> _Task brief_
Give a verbatim copy of the data, leaving the pictures out.

> _Exercise inputs_
+ + + + + + +
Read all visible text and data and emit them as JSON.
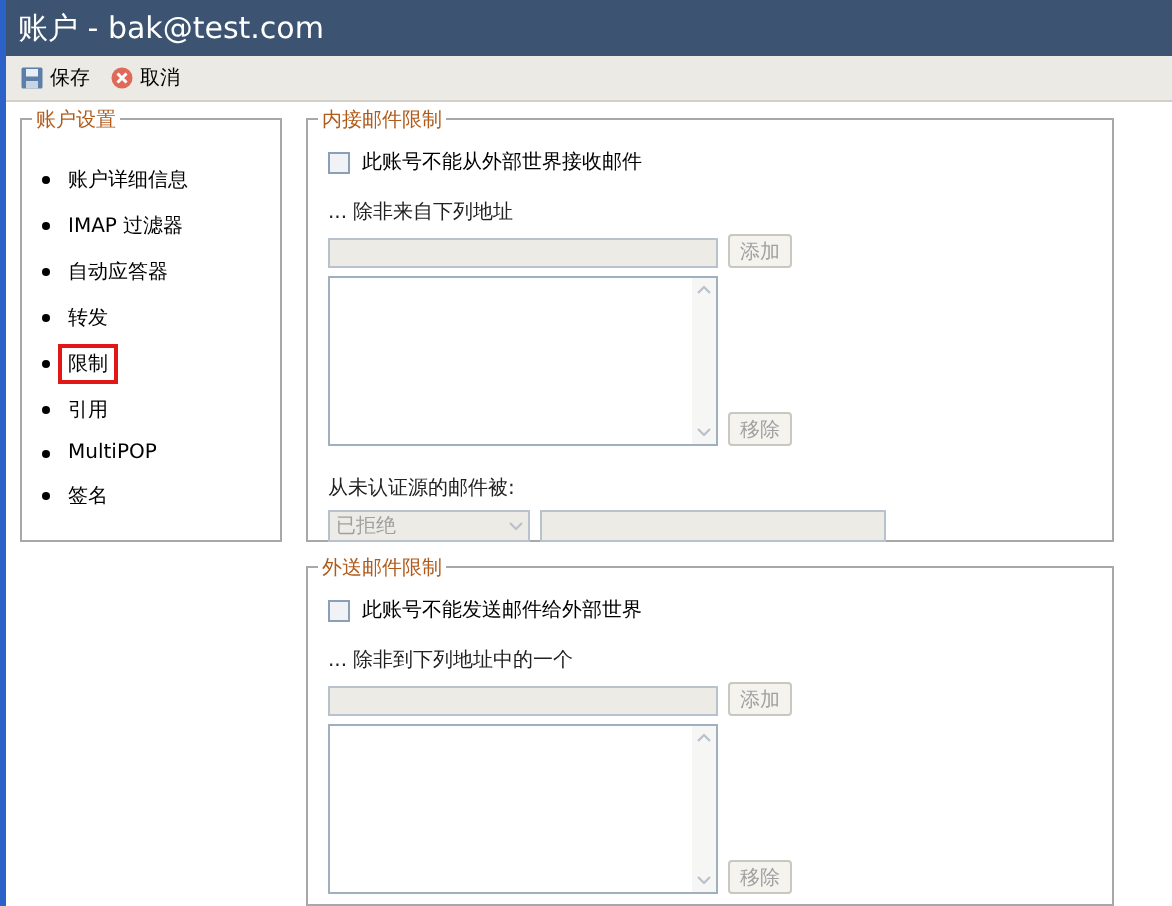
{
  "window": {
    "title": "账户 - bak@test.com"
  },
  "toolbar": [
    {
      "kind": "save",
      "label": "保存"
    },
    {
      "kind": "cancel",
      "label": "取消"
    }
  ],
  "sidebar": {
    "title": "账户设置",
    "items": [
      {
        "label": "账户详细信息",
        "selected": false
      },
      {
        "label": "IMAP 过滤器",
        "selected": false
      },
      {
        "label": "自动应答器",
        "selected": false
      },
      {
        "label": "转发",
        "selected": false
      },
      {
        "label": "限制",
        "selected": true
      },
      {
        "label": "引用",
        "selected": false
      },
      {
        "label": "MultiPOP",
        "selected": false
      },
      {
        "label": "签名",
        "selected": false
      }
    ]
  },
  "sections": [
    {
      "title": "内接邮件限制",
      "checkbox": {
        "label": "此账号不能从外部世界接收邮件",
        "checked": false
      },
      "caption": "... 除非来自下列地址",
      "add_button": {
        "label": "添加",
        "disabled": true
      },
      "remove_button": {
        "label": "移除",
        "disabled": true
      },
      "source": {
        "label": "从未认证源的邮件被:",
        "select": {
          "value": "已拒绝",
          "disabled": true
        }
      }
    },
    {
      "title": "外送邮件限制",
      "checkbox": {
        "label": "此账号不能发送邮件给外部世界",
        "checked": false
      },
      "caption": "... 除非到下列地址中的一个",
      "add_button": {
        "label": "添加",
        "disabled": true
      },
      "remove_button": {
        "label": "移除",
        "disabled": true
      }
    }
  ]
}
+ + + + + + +
> _The answer_
Read all visible text and data and emit them as JSON.
{
  "window": {
    "title": "账户 - bak@test.com"
  },
  "toolbar": [
    {
      "kind": "save",
      "label": "保存"
    },
    {
      "kind": "cancel",
      "label": "取消"
    }
  ],
  "sidebar": {
    "title": "账户设置",
    "items": [
      {
        "label": "账户详细信息",
        "selected": false
      },
      {
        "label": "IMAP 过滤器",
        "selected": false
      },
      {
        "label": "自动应答器",
        "selected": false
      },
      {
        "label": "转发",
        "selected": false
      },
      {
        "label": "限制",
        "selected": true
      },
      {
        "label": "引用",
        "selected": false
      },
      {
        "label": "MultiPOP",
        "selected": false
      },
      {
        "label": "签名",
        "selected": false
      }
    ]
  },
  "sections": [
    {
      "title": "内接邮件限制",
      "checkbox": {
        "label": "此账号不能从外部世界接收邮件",
        "checked": false
      },
      "caption": "... 除非来自下列地址",
      "add_button": {
        "label": "添加",
        "disabled": true
      },
      "remove_button": {
        "label": "移除",
        "disabled": true
      },
      "source": {
        "label": "从未认证源的邮件被:",
        "select": {
          "value": "已拒绝",
          "disabled": true
        }
      }
    },
    {
      "title": "外送邮件限制",
      "checkbox": {
        "label": "此账号不能发送邮件给外部世界",
        "checked": false
      },
      "caption": "... 除非到下列地址中的一个",
      "add_button": {
        "label": "添加",
        "disabled": true
      },
      "remove_button": {
        "label": "移除",
        "disabled": true
      }
    }
  ]
}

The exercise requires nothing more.